**WHAT YOU ARE ASKED TO DO**
Lines of the data that contain the word "desc" are the ones to copy.
### ENTRIES PROVIDED ###
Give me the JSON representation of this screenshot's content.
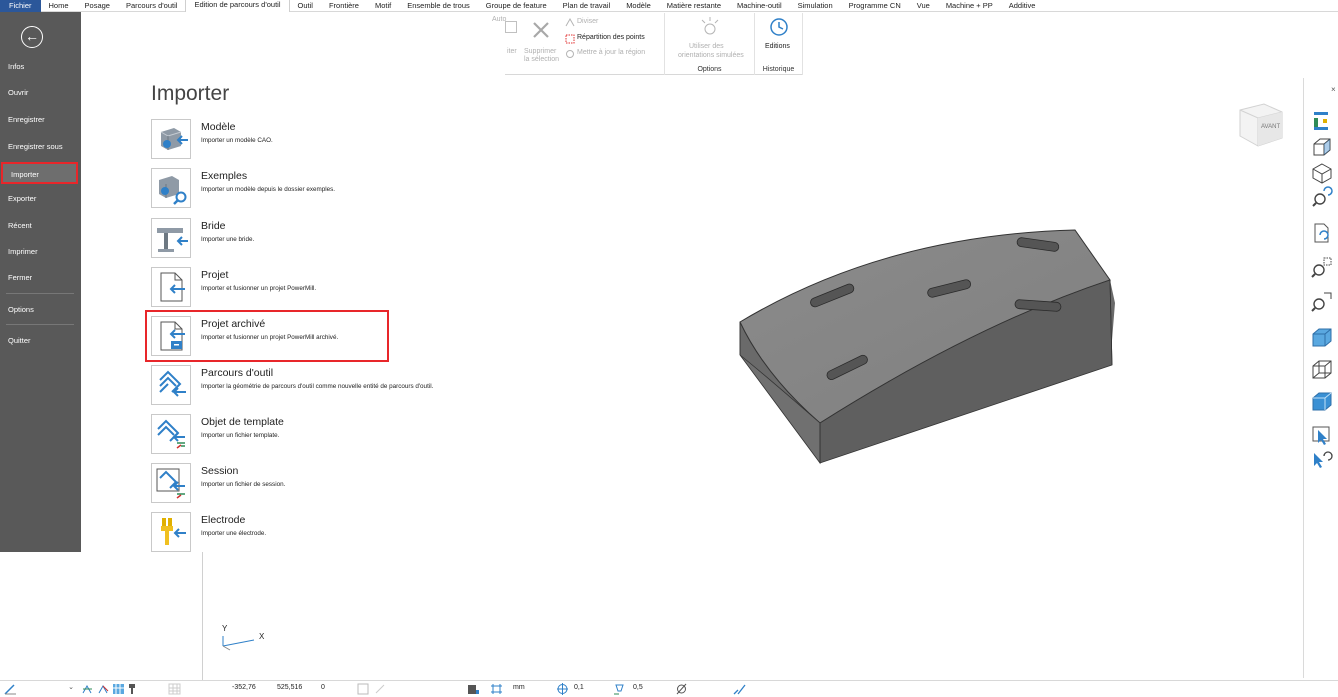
{
  "ribbon_tabs": [
    "Fichier",
    "Home",
    "Posage",
    "Parcours d'outil",
    "Edition de parcours d'outil",
    "Outil",
    "Frontière",
    "Motif",
    "Ensemble de trous",
    "Groupe de feature",
    "Plan de travail",
    "Modèle",
    "Matière restante",
    "Machine-outil",
    "Simulation",
    "Programme CN",
    "Vue",
    "Machine + PP",
    "Additive"
  ],
  "active_tab_index": 4,
  "ribbon": {
    "auto_label": "Auto",
    "partial_left_label": "iter",
    "delete_label_line1": "Supprimer",
    "delete_label_line2": "la sélection",
    "divide_label": "Diviser",
    "point_distribution_label": "Répartition des points",
    "update_region_label": "Mettre à jour la région",
    "use_orientations_line1": "Utiliser des",
    "use_orientations_line2": "orientations simulées",
    "options_group": "Options",
    "editions_label": "Editions",
    "history_group": "Historique"
  },
  "backstage": {
    "items": [
      "Infos",
      "Ouvrir",
      "Enregistrer",
      "Enregistrer sous",
      "Importer",
      "Exporter",
      "Récent",
      "Imprimer",
      "Fermer",
      "Options",
      "Quitter"
    ],
    "selected": "Importer"
  },
  "import_panel": {
    "title": "Importer",
    "items": [
      {
        "name": "Modèle",
        "desc": "Importer un modèle CAO."
      },
      {
        "name": "Exemples",
        "desc": "Importer un modèle depuis le dossier exemples."
      },
      {
        "name": "Bride",
        "desc": "Importer une bride."
      },
      {
        "name": "Projet",
        "desc": "Importer et fusionner un projet PowerMill."
      },
      {
        "name": "Projet archivé",
        "desc": "Importer et fusionner un projet PowerMill archivé."
      },
      {
        "name": "Parcours d'outil",
        "desc": "Importer la géométrie de parcours d'outil comme nouvelle entité de parcours d'outil."
      },
      {
        "name": "Objet de template",
        "desc": "Importer un fichier template."
      },
      {
        "name": "Session",
        "desc": "Importer un fichier de session."
      },
      {
        "name": "Electrode",
        "desc": "Importer une électrode."
      }
    ],
    "highlighted_index": 4
  },
  "viewport": {
    "viewcube_label": "AVANT",
    "axis_y": "Y",
    "axis_x": "X"
  },
  "statusbar": {
    "coord_x": "-352,76",
    "coord_y": "525,516",
    "coord_z": "0",
    "units": "mm",
    "tolerance": "0,1",
    "offset": "0,5"
  },
  "colors": {
    "file_tab": "#2b579a",
    "backstage": "#595959",
    "highlight": "#e8262a",
    "accent_blue": "#2f80c8"
  }
}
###
**EXERCISE RESPONSE**
        "desc": "Importer un modèle CAO."
        "desc": "Importer un modèle depuis le dossier exemples."
        "desc": "Importer une bride."
        "desc": "Importer et fusionner un projet PowerMill."
        "desc": "Importer et fusionner un projet PowerMill archivé."
        "desc": "Importer la géométrie de parcours d'outil comme nouvelle entité de parcours d'outil."
        "desc": "Importer un fichier template."
        "desc": "Importer un fichier de session."
        "desc": "Importer une électrode."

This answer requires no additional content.